TASK INSTRUCTIONS: Say nothing but the number of lines below in which the string "Ctrl" appears.

(Component data from apps and pages)
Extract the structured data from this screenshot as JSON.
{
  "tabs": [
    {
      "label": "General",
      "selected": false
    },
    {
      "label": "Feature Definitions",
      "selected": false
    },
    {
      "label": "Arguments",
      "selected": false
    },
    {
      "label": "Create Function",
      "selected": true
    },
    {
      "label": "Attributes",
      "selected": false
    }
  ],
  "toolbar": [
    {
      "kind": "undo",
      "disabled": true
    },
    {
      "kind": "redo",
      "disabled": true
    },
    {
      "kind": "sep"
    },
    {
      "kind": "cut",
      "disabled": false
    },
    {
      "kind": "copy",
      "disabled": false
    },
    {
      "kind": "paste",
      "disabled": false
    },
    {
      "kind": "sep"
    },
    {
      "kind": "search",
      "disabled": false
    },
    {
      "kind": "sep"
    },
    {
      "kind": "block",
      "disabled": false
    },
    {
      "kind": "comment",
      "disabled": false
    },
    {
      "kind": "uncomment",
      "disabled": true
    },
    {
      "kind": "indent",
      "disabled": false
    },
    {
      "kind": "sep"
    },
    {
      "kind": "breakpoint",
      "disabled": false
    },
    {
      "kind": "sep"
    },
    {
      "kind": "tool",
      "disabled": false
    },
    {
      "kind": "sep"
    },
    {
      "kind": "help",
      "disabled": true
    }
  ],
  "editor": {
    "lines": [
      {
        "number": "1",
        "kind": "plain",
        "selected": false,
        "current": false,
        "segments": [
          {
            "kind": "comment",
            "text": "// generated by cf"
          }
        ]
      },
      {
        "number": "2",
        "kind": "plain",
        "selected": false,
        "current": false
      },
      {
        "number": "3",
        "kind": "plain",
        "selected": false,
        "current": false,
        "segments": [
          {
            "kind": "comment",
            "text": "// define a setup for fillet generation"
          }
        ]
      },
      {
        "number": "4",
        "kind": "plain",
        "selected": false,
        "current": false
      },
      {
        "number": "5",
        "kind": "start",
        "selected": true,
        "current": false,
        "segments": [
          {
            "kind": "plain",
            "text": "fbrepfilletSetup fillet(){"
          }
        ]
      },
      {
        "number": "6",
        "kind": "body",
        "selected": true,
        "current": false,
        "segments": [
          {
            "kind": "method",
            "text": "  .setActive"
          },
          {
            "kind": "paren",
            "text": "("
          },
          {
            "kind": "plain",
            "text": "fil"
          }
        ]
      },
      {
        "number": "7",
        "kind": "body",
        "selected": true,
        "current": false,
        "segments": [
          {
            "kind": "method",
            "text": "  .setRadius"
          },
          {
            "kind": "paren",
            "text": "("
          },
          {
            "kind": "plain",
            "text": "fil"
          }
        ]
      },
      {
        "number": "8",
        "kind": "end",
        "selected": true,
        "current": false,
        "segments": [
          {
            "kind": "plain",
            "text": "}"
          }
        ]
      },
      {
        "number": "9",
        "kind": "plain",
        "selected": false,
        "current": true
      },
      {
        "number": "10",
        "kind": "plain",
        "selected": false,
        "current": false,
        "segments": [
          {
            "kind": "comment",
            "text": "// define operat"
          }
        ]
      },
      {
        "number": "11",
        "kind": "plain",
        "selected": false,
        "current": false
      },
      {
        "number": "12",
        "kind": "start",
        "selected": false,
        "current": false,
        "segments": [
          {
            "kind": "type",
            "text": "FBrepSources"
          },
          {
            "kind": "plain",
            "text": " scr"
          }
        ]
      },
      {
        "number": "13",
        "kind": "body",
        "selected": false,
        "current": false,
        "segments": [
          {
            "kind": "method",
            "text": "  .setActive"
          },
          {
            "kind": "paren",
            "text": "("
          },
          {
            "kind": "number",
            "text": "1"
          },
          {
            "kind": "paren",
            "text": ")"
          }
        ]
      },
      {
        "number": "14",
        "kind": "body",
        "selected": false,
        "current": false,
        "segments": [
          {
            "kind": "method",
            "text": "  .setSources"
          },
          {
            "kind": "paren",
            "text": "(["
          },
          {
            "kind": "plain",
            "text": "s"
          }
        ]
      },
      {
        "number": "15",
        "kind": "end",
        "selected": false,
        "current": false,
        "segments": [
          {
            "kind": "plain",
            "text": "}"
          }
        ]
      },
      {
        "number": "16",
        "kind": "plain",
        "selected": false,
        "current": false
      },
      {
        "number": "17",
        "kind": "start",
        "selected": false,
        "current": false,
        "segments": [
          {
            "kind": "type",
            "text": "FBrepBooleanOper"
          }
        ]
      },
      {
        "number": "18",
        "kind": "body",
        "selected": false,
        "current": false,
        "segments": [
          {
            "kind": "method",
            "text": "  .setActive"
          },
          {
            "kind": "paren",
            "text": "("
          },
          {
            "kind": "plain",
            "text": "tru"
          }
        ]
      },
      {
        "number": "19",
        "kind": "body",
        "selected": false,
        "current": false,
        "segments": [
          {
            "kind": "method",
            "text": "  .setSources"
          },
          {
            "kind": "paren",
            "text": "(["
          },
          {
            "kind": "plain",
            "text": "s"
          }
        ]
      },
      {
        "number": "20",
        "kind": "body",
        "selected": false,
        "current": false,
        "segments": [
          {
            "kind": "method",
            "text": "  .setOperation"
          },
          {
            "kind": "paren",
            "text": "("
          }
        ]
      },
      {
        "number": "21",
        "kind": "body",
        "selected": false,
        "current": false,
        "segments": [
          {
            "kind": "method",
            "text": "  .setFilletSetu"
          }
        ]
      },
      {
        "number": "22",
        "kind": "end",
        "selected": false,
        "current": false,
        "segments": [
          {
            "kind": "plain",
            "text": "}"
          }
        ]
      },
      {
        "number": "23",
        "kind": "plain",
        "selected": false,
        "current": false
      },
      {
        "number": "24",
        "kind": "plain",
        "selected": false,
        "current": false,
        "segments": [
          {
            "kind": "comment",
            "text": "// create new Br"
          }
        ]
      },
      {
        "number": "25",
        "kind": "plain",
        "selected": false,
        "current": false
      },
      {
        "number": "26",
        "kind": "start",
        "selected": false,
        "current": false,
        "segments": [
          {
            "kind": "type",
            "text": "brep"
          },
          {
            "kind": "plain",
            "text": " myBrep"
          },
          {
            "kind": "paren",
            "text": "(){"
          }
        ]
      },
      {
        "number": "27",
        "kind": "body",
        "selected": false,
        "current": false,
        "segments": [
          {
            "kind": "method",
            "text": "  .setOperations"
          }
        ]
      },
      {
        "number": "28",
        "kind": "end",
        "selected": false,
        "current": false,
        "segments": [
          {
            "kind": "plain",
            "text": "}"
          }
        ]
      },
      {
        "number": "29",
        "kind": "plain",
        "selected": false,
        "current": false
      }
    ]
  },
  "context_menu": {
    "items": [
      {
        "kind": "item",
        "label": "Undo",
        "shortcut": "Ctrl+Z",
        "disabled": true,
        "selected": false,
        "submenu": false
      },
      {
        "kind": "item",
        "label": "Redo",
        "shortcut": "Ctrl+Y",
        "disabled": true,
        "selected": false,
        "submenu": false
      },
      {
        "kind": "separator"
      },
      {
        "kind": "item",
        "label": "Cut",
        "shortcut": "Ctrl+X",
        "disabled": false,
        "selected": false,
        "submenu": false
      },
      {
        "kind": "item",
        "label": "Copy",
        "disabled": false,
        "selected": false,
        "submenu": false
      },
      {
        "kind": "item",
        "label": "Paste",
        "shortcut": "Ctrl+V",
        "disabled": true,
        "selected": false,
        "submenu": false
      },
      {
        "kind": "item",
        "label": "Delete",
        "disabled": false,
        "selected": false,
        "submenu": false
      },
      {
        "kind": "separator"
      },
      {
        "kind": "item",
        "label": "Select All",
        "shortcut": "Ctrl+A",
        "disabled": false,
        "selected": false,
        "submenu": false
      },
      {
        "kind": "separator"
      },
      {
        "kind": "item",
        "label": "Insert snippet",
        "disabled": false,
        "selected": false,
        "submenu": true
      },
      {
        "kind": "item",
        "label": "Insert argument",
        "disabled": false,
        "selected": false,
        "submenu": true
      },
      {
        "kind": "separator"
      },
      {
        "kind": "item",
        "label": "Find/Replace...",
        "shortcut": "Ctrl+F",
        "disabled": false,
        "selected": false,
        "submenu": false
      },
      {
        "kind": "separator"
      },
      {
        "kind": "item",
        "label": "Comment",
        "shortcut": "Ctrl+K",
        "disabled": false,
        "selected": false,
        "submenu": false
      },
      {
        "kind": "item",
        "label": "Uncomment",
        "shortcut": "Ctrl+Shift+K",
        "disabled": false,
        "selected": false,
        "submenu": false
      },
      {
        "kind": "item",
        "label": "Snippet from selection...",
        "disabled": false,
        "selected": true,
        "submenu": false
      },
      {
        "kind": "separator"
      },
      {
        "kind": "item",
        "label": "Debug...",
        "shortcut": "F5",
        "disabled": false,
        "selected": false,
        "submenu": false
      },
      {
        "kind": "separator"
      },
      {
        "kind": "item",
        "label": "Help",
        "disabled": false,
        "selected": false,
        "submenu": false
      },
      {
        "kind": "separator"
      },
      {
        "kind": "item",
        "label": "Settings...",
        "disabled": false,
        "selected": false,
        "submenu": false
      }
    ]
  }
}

SOLUTION TO THIS TASK: 8